- **Assignment**: Please reproduce all entries word for word, leaving every image behind.

Records contained in a dataset
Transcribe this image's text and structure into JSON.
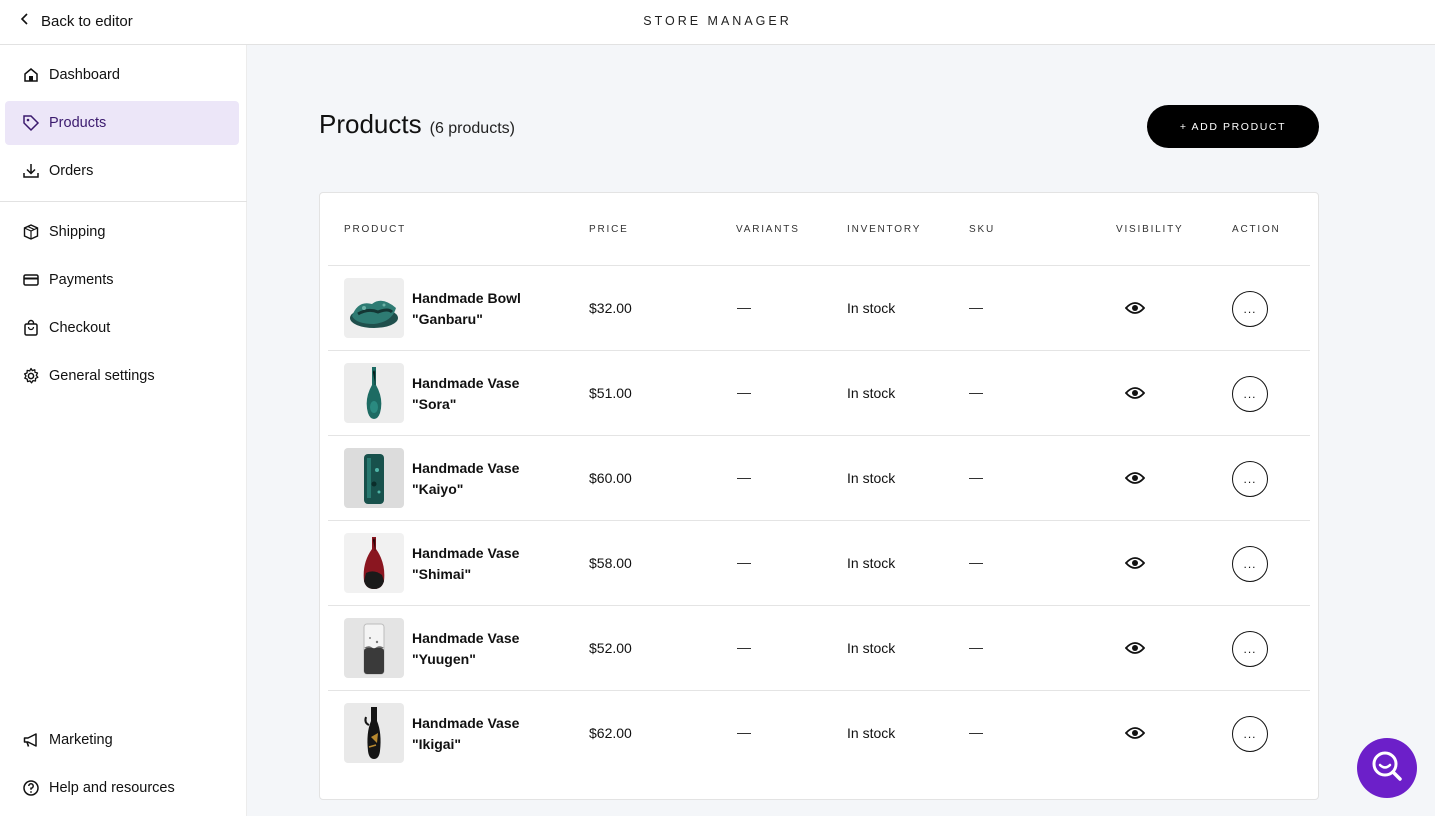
{
  "topbar": {
    "back_label": "Back to editor",
    "brand": "STORE MANAGER"
  },
  "sidebar": {
    "items": [
      {
        "label": "Dashboard",
        "icon": "home-icon"
      },
      {
        "label": "Products",
        "icon": "tag-icon",
        "active": true
      },
      {
        "label": "Orders",
        "icon": "download-icon"
      },
      {
        "label": "Shipping",
        "icon": "box-icon"
      },
      {
        "label": "Payments",
        "icon": "credit-card-icon"
      },
      {
        "label": "Checkout",
        "icon": "shopping-bag-icon"
      },
      {
        "label": "General settings",
        "icon": "gear-icon"
      },
      {
        "label": "Marketing",
        "icon": "megaphone-icon"
      },
      {
        "label": "Help and resources",
        "icon": "help-circle-icon"
      }
    ]
  },
  "main": {
    "title": "Products",
    "count": "(6 products)",
    "add_button": "+ ADD PRODUCT"
  },
  "table": {
    "headers": [
      "PRODUCT",
      "PRICE",
      "VARIANTS",
      "INVENTORY",
      "SKU",
      "VISIBILITY",
      "ACTION"
    ],
    "rows": [
      {
        "name_line1": "Handmade Bowl",
        "name_line2": "\"Ganbaru\"",
        "price": "$32.00",
        "variants": "—",
        "inventory": "In stock",
        "sku": "—",
        "visibility": "eye-icon",
        "action": "..."
      },
      {
        "name_line1": "Handmade Vase",
        "name_line2": "\"Sora\"",
        "price": "$51.00",
        "variants": "—",
        "inventory": "In stock",
        "sku": "—",
        "visibility": "eye-icon",
        "action": "..."
      },
      {
        "name_line1": "Handmade Vase",
        "name_line2": "\"Kaiyo\"",
        "price": "$60.00",
        "variants": "—",
        "inventory": "In stock",
        "sku": "—",
        "visibility": "eye-icon",
        "action": "..."
      },
      {
        "name_line1": "Handmade Vase",
        "name_line2": "\"Shimai\"",
        "price": "$58.00",
        "variants": "—",
        "inventory": "In stock",
        "sku": "—",
        "visibility": "eye-icon",
        "action": "..."
      },
      {
        "name_line1": "Handmade Vase",
        "name_line2": "\"Yuugen\"",
        "price": "$52.00",
        "variants": "—",
        "inventory": "In stock",
        "sku": "—",
        "visibility": "eye-icon",
        "action": "..."
      },
      {
        "name_line1": "Handmade Vase",
        "name_line2": "\"Ikigai\"",
        "price": "$62.00",
        "variants": "—",
        "inventory": "In stock",
        "sku": "—",
        "visibility": "eye-icon",
        "action": "..."
      }
    ]
  },
  "colors": {
    "accent": "#6c1fc9",
    "active_nav_bg": "#ece6f8",
    "main_bg": "#f4f6f9",
    "button_bg": "#000000"
  },
  "help_fab": {
    "icon": "search-chat-icon"
  }
}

- **Response box**:
Transcribe this image's text and structure into JSON.
{
  "topbar": {
    "back_label": "Back to editor",
    "brand": "STORE MANAGER"
  },
  "sidebar": {
    "items": [
      {
        "label": "Dashboard",
        "icon": "home-icon"
      },
      {
        "label": "Products",
        "icon": "tag-icon",
        "active": true
      },
      {
        "label": "Orders",
        "icon": "download-icon"
      },
      {
        "label": "Shipping",
        "icon": "box-icon"
      },
      {
        "label": "Payments",
        "icon": "credit-card-icon"
      },
      {
        "label": "Checkout",
        "icon": "shopping-bag-icon"
      },
      {
        "label": "General settings",
        "icon": "gear-icon"
      },
      {
        "label": "Marketing",
        "icon": "megaphone-icon"
      },
      {
        "label": "Help and resources",
        "icon": "help-circle-icon"
      }
    ]
  },
  "main": {
    "title": "Products",
    "count": "(6 products)",
    "add_button": "+ ADD PRODUCT"
  },
  "table": {
    "headers": [
      "PRODUCT",
      "PRICE",
      "VARIANTS",
      "INVENTORY",
      "SKU",
      "VISIBILITY",
      "ACTION"
    ],
    "rows": [
      {
        "name_line1": "Handmade Bowl",
        "name_line2": "\"Ganbaru\"",
        "price": "$32.00",
        "variants": "—",
        "inventory": "In stock",
        "sku": "—",
        "visibility": "eye-icon",
        "action": "..."
      },
      {
        "name_line1": "Handmade Vase",
        "name_line2": "\"Sora\"",
        "price": "$51.00",
        "variants": "—",
        "inventory": "In stock",
        "sku": "—",
        "visibility": "eye-icon",
        "action": "..."
      },
      {
        "name_line1": "Handmade Vase",
        "name_line2": "\"Kaiyo\"",
        "price": "$60.00",
        "variants": "—",
        "inventory": "In stock",
        "sku": "—",
        "visibility": "eye-icon",
        "action": "..."
      },
      {
        "name_line1": "Handmade Vase",
        "name_line2": "\"Shimai\"",
        "price": "$58.00",
        "variants": "—",
        "inventory": "In stock",
        "sku": "—",
        "visibility": "eye-icon",
        "action": "..."
      },
      {
        "name_line1": "Handmade Vase",
        "name_line2": "\"Yuugen\"",
        "price": "$52.00",
        "variants": "—",
        "inventory": "In stock",
        "sku": "—",
        "visibility": "eye-icon",
        "action": "..."
      },
      {
        "name_line1": "Handmade Vase",
        "name_line2": "\"Ikigai\"",
        "price": "$62.00",
        "variants": "—",
        "inventory": "In stock",
        "sku": "—",
        "visibility": "eye-icon",
        "action": "..."
      }
    ]
  },
  "colors": {
    "accent": "#6c1fc9",
    "active_nav_bg": "#ece6f8",
    "main_bg": "#f4f6f9",
    "button_bg": "#000000"
  },
  "help_fab": {
    "icon": "search-chat-icon"
  }
}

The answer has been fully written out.